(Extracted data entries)
━━━━━━━━━━━━━━━━
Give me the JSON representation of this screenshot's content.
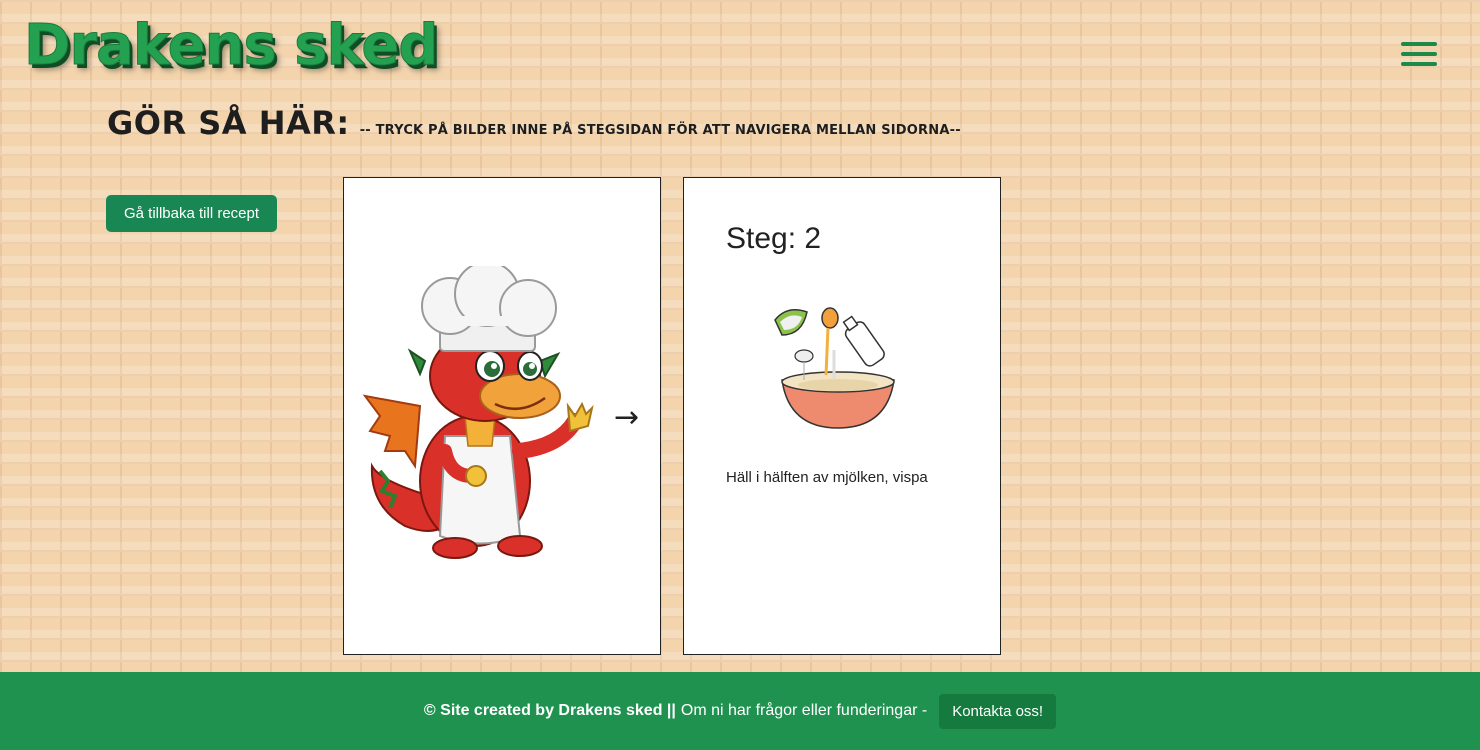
{
  "brand": {
    "logo_text": "Drakens sked"
  },
  "nav": {
    "menu_icon": "hamburger-menu-icon"
  },
  "page": {
    "heading": "GÖR SÅ HÄR:",
    "subheading": "-- tryck på bilder inne på stegsidan för att navigera mellan sidorna--",
    "back_button": "Gå tillbaka till recept"
  },
  "cards": {
    "left": {
      "image_icon": "chef-dragon-image",
      "arrow": "→"
    },
    "right": {
      "step_title": "Steg: 2",
      "image_icon": "mixing-bowl-pouring-milk-image",
      "instruction": "Häll i hälften av mjölken, vispa"
    }
  },
  "footer": {
    "credit": "© Site created by Drakens sked ||",
    "question_text": "Om ni har frågor eller funderingar -",
    "contact_button": "Kontakta oss!"
  },
  "colors": {
    "brand_green": "#198754",
    "footer_green": "#1f9250",
    "brick": "#f3d4ad"
  }
}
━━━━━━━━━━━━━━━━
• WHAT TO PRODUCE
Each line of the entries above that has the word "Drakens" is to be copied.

• OUTPUT OF THE EXERCISE
    "logo_text": "Drakens sked"
    "credit": "© Site created by Drakens sked ||",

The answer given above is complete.